[Saved entries]
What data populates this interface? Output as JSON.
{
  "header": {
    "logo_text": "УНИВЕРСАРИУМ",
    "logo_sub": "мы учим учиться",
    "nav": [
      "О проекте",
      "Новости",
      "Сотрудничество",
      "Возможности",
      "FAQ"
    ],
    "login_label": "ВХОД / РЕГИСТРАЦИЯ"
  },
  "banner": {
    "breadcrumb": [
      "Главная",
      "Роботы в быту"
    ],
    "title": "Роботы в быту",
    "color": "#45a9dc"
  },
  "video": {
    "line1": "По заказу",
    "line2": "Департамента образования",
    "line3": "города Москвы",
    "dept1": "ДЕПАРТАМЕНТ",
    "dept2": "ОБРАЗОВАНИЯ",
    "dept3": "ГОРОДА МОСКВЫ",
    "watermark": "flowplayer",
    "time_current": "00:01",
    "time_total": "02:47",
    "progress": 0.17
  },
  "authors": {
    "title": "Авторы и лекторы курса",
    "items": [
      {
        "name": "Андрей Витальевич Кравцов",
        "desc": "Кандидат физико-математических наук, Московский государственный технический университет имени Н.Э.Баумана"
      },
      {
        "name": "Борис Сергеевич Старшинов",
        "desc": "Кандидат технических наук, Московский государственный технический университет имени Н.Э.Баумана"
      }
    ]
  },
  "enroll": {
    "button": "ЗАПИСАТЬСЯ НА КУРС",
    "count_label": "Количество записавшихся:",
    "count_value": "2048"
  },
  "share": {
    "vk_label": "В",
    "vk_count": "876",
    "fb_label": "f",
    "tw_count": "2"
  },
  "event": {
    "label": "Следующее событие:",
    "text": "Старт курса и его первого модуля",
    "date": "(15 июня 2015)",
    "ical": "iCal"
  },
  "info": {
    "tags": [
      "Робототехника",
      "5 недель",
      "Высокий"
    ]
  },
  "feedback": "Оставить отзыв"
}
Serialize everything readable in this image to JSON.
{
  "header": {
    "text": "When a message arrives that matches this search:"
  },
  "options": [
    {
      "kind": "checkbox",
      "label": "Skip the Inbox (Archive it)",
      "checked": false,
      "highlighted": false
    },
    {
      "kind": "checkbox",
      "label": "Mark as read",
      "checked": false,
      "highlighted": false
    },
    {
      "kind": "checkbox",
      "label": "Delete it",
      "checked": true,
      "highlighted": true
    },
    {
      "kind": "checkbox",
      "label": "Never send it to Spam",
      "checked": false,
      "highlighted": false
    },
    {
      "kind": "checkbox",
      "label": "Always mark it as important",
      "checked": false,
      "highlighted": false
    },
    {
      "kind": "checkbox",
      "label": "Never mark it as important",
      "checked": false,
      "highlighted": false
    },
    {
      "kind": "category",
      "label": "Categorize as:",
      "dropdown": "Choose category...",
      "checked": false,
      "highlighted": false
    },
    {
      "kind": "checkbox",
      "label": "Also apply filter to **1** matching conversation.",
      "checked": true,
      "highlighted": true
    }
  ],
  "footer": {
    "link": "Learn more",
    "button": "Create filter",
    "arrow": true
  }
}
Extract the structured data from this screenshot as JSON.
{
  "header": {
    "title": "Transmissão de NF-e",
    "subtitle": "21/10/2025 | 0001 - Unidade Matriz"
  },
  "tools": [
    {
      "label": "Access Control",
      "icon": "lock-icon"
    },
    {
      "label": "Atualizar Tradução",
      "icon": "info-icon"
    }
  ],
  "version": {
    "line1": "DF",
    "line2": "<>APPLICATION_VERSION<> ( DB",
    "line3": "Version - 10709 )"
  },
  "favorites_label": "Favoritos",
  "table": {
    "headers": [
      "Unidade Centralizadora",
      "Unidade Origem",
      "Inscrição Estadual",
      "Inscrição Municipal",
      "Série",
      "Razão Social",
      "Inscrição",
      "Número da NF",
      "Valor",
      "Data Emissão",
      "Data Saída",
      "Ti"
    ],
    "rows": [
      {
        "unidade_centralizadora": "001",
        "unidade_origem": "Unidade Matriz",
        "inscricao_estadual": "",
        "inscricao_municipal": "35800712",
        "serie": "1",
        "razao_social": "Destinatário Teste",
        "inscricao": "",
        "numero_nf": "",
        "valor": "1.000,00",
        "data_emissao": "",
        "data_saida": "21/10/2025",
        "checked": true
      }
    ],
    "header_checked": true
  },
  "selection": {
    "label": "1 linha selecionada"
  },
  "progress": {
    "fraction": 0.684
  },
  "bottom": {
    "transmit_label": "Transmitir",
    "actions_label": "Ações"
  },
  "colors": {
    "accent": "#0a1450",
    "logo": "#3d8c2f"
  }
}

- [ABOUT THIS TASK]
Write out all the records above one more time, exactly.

- [TASK SOLUTION]
What data populates this interface? Output as JSON.
{
  "header": {
    "logo_text": "УНИВЕРСАРИУМ",
    "logo_sub": "мы учим учиться",
    "nav": [
      "О проекте",
      "Новости",
      "Сотрудничество",
      "Возможности",
      "FAQ"
    ],
    "login_label": "ВХОД / РЕГИСТРАЦИЯ"
  },
  "banner": {
    "breadcrumb": [
      "Главная",
      "Роботы в быту"
    ],
    "title": "Роботы в быту",
    "color": "#45a9dc"
  },
  "video": {
    "line1": "По заказу",
    "line2": "Департамента образования",
    "line3": "города Москвы",
    "dept1": "ДЕПАРТАМЕНТ",
    "dept2": "ОБРАЗОВАНИЯ",
    "dept3": "ГОРОДА МОСКВЫ",
    "watermark": "flowplayer",
    "time_current": "00:01",
    "time_total": "02:47",
    "progress": 0.17
  },
  "authors": {
    "title": "Авторы и лекторы курса",
    "items": [
      {
        "name": "Андрей Витальевич Кравцов",
        "desc": "Кандидат физико-математических наук, Московский государственный технический университет имени Н.Э.Баумана"
      },
      {
        "name": "Борис Сергеевич Старшинов",
        "desc": "Кандидат технических наук, Московский государственный технический университет имени Н.Э.Баумана"
      }
    ]
  },
  "enroll": {
    "button": "ЗАПИСАТЬСЯ НА КУРС",
    "count_label": "Количество записавшихся:",
    "count_value": "2048"
  },
  "share": {
    "vk_label": "В",
    "vk_count": "876",
    "fb_label": "f",
    "tw_count": "2"
  },
  "event": {
    "label": "Следующее событие:",
    "text": "Старт курса и его первого модуля",
    "date": "(15 июня 2015)",
    "ical": "iCal"
  },
  "info": {
    "tags": [
      "Робототехника",
      "5 недель",
      "Высокий"
    ]
  },
  "feedback": "Оставить отзыв"
}
Serialize everything readable in this image to JSON.
{
  "header": {
    "text": "When a message arrives that matches this search:"
  },
  "options": [
    {
      "kind": "checkbox",
      "label": "Skip the Inbox (Archive it)",
      "checked": false,
      "highlighted": false
    },
    {
      "kind": "checkbox",
      "label": "Mark as read",
      "checked": false,
      "highlighted": false
    },
    {
      "kind": "checkbox",
      "label": "Delete it",
      "checked": true,
      "highlighted": true
    },
    {
      "kind": "checkbox",
      "label": "Never send it to Spam",
      "checked": false,
      "highlighted": false
    },
    {
      "kind": "checkbox",
      "label": "Always mark it as important",
      "checked": false,
      "highlighted": false
    },
    {
      "kind": "checkbox",
      "label": "Never mark it as important",
      "checked": false,
      "highlighted": false
    },
    {
      "kind": "category",
      "label": "Categorize as:",
      "dropdown": "Choose category...",
      "checked": false,
      "highlighted": false
    },
    {
      "kind": "checkbox",
      "label": "Also apply filter to **1** matching conversation.",
      "checked": true,
      "highlighted": true
    }
  ],
  "footer": {
    "link": "Learn more",
    "button": "Create filter",
    "arrow": true
  }
}
Extract the structured data from this screenshot as JSON.
{
  "header": {
    "title": "Transmissão de NF-e",
    "subtitle": "21/10/2025 | 0001 - Unidade Matriz"
  },
  "tools": [
    {
      "label": "Access Control",
      "icon": "lock-icon"
    },
    {
      "label": "Atualizar Tradução",
      "icon": "info-icon"
    }
  ],
  "version": {
    "line1": "DF",
    "line2": "<>APPLICATION_VERSION<> ( DB",
    "line3": "Version - 10709 )"
  },
  "favorites_label": "Favoritos",
  "table": {
    "headers": [
      "Unidade Centralizadora",
      "Unidade Origem",
      "Inscrição Estadual",
      "Inscrição Municipal",
      "Série",
      "Razão Social",
      "Inscrição",
      "Número da NF",
      "Valor",
      "Data Emissão",
      "Data Saída",
      "Ti"
    ],
    "rows": [
      {
        "unidade_centralizadora": "001",
        "unidade_origem": "Unidade Matriz",
        "inscricao_estadual": "",
        "inscricao_municipal": "35800712",
        "serie": "1",
        "razao_social": "Destinatário Teste",
        "inscricao": "",
        "numero_nf": "",
        "valor": "1.000,00",
        "data_emissao": "",
        "data_saida": "21/10/2025",
        "checked": true
      }
    ],
    "header_checked": true
  },
  "selection": {
    "label": "1 linha selecionada"
  },
  "progress": {
    "fraction": 0.684
  },
  "bottom": {
    "transmit_label": "Transmitir",
    "actions_label": "Ações"
  },
  "colors": {
    "accent": "#0a1450",
    "logo": "#3d8c2f"
  }
}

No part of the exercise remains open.